(EXERCISE BRIEF) Scan the entries below for the word "structure", then copy each line that holds it.

START MATERIAL FOR THIS EXERCISE

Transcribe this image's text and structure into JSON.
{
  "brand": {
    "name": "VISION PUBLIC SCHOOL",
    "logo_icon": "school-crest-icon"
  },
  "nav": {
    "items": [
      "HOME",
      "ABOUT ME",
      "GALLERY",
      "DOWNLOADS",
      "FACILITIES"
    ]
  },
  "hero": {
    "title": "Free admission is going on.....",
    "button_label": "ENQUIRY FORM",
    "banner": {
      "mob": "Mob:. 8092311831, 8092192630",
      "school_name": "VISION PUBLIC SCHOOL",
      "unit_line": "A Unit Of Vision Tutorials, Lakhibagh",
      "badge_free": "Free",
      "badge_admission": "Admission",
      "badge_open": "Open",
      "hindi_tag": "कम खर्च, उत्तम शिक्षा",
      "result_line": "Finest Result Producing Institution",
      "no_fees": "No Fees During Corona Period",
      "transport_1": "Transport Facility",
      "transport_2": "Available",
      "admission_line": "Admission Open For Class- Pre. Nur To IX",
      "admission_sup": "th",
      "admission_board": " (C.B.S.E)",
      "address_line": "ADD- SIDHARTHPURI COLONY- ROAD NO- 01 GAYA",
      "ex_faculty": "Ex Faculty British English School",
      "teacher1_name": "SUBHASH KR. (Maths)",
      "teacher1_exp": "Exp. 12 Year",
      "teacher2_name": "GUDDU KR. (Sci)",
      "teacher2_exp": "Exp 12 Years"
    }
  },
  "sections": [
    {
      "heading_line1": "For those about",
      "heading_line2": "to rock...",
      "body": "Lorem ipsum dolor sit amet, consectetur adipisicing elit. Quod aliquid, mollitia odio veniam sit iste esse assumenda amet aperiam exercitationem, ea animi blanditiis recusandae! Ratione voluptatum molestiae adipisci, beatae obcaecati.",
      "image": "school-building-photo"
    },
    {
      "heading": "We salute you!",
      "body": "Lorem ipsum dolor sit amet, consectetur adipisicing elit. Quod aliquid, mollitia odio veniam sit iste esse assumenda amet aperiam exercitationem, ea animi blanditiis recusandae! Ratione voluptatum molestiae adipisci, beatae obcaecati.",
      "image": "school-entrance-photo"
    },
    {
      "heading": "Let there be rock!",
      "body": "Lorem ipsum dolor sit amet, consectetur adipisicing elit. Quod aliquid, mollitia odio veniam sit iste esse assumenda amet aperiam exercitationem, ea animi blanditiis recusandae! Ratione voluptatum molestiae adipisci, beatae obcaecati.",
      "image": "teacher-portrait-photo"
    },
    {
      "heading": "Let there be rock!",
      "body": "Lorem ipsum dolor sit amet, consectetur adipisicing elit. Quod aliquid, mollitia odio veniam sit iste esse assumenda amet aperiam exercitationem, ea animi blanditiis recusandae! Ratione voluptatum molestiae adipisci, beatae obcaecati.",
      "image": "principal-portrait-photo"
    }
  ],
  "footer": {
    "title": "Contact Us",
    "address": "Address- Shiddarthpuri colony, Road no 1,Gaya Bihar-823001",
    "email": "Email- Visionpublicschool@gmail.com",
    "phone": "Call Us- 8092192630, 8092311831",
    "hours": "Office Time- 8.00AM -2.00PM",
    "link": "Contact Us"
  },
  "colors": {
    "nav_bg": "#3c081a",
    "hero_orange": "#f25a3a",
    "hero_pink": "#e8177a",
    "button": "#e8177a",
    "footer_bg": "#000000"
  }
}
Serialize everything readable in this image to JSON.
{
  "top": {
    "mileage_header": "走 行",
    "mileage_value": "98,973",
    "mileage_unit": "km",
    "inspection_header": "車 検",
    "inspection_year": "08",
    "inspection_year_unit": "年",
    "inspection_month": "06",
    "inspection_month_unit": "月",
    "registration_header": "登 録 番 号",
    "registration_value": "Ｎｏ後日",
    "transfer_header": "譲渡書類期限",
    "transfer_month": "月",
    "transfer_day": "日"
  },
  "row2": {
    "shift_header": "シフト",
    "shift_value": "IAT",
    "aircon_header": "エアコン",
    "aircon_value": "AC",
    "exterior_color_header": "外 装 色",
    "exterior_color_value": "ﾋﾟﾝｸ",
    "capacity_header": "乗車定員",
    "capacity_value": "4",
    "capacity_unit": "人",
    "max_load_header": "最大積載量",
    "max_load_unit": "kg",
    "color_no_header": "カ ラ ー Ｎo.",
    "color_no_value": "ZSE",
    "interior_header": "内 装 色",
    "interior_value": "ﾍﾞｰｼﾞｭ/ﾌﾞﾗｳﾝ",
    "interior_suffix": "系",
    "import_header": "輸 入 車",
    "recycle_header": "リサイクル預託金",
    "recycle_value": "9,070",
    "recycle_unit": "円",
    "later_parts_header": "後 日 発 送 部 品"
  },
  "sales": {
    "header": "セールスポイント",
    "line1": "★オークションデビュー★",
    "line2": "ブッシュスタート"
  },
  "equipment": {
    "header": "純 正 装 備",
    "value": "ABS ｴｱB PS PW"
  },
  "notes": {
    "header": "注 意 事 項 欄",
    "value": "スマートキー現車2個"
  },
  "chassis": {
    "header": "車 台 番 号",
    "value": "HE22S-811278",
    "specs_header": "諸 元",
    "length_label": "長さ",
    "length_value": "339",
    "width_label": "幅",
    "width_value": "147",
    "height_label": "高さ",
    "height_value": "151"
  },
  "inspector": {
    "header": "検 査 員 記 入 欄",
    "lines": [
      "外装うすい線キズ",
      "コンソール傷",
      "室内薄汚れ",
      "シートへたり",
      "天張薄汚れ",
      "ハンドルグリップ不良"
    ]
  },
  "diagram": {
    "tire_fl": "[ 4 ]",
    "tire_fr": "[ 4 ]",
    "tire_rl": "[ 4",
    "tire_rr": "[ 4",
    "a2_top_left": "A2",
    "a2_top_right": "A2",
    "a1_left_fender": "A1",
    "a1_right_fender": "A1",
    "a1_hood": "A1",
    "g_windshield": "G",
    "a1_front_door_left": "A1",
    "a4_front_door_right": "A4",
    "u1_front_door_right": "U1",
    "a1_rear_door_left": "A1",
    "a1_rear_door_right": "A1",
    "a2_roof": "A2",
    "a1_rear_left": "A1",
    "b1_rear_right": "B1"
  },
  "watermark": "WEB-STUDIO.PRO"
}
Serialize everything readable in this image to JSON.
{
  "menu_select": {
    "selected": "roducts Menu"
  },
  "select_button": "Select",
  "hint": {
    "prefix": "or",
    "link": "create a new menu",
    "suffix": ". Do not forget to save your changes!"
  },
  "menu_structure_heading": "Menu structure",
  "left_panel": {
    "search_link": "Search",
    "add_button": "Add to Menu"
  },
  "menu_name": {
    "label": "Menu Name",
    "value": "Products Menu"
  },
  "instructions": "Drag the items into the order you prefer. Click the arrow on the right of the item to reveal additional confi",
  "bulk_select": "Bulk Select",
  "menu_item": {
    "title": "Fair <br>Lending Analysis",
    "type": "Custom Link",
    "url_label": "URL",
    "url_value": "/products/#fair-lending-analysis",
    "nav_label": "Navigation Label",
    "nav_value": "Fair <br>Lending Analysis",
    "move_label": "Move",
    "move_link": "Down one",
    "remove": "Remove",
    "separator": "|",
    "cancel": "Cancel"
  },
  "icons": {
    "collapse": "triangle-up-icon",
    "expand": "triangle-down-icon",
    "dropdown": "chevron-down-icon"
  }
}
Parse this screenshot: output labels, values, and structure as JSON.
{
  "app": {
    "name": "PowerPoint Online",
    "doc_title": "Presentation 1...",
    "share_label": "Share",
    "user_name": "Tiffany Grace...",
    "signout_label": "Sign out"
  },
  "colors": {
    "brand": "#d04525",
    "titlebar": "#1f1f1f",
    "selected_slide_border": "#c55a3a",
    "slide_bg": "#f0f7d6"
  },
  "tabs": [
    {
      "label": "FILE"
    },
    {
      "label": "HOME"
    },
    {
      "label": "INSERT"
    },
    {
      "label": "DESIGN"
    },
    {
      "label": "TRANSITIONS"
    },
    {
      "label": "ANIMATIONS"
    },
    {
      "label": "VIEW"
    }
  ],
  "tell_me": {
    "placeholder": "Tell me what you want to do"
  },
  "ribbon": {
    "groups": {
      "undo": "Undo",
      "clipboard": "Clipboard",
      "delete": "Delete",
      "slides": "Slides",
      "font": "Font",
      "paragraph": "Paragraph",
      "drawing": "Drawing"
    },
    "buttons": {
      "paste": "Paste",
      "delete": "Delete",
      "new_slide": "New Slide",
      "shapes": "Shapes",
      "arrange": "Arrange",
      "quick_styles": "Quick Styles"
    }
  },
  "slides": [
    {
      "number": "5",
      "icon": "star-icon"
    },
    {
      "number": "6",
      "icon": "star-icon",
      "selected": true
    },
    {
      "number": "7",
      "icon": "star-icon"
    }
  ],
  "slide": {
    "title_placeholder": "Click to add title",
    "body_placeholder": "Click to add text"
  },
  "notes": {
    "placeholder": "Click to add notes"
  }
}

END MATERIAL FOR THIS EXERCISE

(TASK OUTPUT)
Transcribe this image's text and structure into JSON.
  "menu_structure_heading": "Menu structure",
Parse this screenshot: output labels, values, and structure as JSON.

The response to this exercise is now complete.